▸ EXERCISE
Copy each line in the data that includes the word "belegging".
'''
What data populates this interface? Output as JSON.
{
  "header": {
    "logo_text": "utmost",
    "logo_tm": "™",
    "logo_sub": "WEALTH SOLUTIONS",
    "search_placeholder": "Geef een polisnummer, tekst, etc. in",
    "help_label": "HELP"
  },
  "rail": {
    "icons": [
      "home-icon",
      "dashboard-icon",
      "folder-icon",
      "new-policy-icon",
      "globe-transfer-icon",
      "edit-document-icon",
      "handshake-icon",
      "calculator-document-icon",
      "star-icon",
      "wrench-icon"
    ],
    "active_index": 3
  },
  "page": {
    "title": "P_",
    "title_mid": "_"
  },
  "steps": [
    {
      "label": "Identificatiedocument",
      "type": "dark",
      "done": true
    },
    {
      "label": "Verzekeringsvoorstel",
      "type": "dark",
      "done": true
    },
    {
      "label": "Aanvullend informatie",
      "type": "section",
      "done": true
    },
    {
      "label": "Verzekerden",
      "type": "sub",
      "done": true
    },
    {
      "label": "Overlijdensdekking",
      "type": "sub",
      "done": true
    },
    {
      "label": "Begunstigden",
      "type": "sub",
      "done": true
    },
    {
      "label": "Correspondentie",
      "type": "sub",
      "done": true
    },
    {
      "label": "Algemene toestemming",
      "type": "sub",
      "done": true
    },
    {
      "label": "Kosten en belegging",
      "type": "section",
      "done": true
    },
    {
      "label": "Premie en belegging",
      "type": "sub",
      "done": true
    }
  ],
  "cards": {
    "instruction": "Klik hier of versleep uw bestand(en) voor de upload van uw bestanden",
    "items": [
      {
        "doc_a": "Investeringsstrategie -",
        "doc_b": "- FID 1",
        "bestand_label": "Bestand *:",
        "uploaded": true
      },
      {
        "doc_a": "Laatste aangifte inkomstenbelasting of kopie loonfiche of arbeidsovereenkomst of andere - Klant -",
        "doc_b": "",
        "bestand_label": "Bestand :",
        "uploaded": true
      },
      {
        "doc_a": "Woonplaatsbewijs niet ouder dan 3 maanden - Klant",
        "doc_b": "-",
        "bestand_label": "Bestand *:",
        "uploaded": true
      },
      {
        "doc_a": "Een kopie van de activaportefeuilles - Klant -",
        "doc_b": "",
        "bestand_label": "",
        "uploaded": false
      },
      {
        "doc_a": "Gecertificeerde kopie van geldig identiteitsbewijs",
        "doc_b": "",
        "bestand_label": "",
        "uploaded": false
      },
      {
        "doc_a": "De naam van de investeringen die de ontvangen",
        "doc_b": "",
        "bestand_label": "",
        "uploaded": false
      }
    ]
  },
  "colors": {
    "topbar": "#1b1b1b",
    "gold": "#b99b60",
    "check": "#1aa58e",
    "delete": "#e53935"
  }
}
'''
▸ RESULT OF THIS TASK
      "label": "Kosten en belegging",
      "label": "Premie en belegging",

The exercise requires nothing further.